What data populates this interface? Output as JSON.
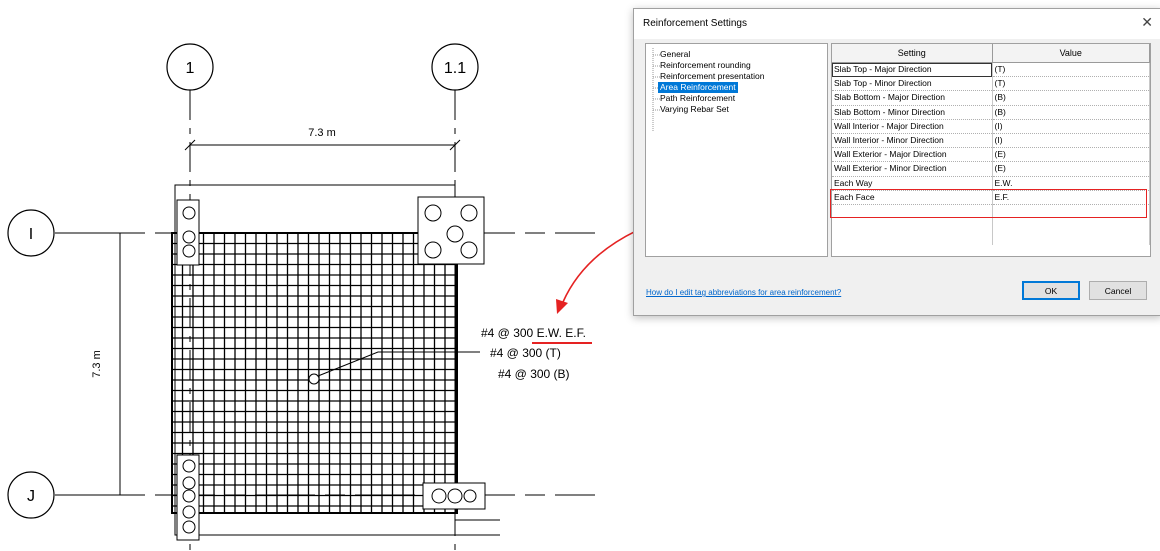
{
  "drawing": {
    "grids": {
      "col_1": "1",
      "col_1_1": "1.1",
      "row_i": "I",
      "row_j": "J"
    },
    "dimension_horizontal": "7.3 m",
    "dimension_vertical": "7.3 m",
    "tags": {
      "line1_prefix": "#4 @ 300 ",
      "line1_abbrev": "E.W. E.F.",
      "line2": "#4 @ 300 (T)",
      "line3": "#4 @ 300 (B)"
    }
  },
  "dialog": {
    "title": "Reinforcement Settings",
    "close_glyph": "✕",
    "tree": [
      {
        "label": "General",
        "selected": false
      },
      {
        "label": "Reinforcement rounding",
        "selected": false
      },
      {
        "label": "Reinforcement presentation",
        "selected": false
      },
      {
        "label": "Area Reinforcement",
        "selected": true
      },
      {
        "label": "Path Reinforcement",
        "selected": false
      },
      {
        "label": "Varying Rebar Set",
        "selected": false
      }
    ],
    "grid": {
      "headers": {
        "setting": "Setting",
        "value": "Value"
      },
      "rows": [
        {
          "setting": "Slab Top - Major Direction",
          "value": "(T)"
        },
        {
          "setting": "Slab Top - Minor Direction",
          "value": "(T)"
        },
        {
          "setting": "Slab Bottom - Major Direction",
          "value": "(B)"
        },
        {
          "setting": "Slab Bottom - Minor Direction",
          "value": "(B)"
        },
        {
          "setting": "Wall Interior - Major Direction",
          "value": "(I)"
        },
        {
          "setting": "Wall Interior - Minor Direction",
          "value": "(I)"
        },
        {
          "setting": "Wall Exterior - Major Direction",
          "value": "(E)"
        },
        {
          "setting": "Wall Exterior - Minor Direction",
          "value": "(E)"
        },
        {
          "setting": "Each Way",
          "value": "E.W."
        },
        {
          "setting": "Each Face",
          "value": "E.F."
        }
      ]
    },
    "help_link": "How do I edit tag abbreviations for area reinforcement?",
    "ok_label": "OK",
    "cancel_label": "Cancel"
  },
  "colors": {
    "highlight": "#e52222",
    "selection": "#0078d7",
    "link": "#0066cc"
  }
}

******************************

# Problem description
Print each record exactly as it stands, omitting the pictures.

# Exercise response
What data populates this interface? Output as JSON.
{
  "drawing": {
    "grids": {
      "col_1": "1",
      "col_1_1": "1.1",
      "row_i": "I",
      "row_j": "J"
    },
    "dimension_horizontal": "7.3 m",
    "dimension_vertical": "7.3 m",
    "tags": {
      "line1_prefix": "#4 @ 300 ",
      "line1_abbrev": "E.W. E.F.",
      "line2": "#4 @ 300 (T)",
      "line3": "#4 @ 300 (B)"
    }
  },
  "dialog": {
    "title": "Reinforcement Settings",
    "close_glyph": "✕",
    "tree": [
      {
        "label": "General",
        "selected": false
      },
      {
        "label": "Reinforcement rounding",
        "selected": false
      },
      {
        "label": "Reinforcement presentation",
        "selected": false
      },
      {
        "label": "Area Reinforcement",
        "selected": true
      },
      {
        "label": "Path Reinforcement",
        "selected": false
      },
      {
        "label": "Varying Rebar Set",
        "selected": false
      }
    ],
    "grid": {
      "headers": {
        "setting": "Setting",
        "value": "Value"
      },
      "rows": [
        {
          "setting": "Slab Top - Major Direction",
          "value": "(T)"
        },
        {
          "setting": "Slab Top - Minor Direction",
          "value": "(T)"
        },
        {
          "setting": "Slab Bottom - Major Direction",
          "value": "(B)"
        },
        {
          "setting": "Slab Bottom - Minor Direction",
          "value": "(B)"
        },
        {
          "setting": "Wall Interior - Major Direction",
          "value": "(I)"
        },
        {
          "setting": "Wall Interior - Minor Direction",
          "value": "(I)"
        },
        {
          "setting": "Wall Exterior - Major Direction",
          "value": "(E)"
        },
        {
          "setting": "Wall Exterior - Minor Direction",
          "value": "(E)"
        },
        {
          "setting": "Each Way",
          "value": "E.W."
        },
        {
          "setting": "Each Face",
          "value": "E.F."
        }
      ]
    },
    "help_link": "How do I edit tag abbreviations for area reinforcement?",
    "ok_label": "OK",
    "cancel_label": "Cancel"
  },
  "colors": {
    "highlight": "#e52222",
    "selection": "#0078d7",
    "link": "#0066cc"
  }
}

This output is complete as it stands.